== Segment start ==
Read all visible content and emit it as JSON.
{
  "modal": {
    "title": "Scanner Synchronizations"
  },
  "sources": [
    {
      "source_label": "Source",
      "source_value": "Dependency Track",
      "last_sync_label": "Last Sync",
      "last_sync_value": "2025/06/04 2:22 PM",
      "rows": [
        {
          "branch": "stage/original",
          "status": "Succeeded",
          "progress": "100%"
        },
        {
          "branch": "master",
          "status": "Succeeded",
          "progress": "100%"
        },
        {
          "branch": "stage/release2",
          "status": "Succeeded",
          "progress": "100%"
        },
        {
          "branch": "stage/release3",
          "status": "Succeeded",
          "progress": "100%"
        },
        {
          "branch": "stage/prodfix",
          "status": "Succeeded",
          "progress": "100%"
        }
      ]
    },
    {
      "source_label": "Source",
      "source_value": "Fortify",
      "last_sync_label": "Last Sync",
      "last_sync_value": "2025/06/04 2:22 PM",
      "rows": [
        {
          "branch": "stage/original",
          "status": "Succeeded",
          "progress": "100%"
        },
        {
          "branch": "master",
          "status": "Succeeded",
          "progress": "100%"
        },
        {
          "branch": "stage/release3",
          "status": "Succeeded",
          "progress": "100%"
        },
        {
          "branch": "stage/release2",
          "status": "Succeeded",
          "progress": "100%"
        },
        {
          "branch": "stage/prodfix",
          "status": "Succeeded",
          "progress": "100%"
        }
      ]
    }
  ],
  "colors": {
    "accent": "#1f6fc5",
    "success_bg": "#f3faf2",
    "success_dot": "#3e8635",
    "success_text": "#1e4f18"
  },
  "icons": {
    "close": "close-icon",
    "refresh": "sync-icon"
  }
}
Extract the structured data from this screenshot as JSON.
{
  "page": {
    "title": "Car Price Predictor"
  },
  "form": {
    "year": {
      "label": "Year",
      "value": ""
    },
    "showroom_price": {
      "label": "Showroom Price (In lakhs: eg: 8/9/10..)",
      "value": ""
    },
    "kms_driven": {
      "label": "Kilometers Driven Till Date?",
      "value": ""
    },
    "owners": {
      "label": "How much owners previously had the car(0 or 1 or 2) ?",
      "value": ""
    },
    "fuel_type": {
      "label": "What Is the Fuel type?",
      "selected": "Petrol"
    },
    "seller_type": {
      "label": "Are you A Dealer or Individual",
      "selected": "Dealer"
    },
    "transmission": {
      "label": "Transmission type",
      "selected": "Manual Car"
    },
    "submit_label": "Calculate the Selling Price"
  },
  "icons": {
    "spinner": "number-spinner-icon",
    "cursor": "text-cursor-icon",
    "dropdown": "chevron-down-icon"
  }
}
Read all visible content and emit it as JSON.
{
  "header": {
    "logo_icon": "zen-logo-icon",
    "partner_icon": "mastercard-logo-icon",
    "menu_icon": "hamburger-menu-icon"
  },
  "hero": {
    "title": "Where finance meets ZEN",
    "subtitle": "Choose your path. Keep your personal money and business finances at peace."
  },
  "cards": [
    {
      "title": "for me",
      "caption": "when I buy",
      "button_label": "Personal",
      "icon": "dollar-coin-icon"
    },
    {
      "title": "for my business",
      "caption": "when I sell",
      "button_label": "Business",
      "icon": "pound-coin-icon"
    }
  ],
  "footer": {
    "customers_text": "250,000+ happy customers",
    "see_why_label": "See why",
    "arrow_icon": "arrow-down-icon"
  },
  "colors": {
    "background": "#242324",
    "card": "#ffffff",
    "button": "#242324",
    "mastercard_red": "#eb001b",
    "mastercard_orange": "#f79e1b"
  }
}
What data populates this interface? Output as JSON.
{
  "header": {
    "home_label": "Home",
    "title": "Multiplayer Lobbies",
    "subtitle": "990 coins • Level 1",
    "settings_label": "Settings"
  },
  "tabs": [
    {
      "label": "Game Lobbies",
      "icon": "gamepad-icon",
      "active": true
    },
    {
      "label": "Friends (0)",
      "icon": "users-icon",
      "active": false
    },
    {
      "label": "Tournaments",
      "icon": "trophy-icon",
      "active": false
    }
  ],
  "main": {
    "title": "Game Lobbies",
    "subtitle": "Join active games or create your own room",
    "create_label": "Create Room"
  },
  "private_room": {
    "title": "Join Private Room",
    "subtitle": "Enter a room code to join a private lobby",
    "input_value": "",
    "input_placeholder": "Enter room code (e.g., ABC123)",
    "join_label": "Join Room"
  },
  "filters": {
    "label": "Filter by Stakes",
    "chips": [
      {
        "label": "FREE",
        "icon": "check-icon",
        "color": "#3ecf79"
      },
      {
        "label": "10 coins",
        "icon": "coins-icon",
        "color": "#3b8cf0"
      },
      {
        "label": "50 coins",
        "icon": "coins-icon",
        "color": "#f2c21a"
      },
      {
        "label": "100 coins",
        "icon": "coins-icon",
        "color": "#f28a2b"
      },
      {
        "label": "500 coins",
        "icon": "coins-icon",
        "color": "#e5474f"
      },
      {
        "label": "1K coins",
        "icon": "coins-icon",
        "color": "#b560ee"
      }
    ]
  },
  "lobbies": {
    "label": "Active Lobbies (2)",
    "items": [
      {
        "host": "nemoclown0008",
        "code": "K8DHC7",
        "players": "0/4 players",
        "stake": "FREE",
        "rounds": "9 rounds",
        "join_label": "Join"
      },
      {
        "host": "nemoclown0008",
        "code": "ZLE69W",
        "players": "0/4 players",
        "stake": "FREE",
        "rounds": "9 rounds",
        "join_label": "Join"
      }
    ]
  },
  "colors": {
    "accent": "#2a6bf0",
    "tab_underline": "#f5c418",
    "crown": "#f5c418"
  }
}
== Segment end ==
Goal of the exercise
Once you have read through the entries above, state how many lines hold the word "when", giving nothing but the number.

The answer
2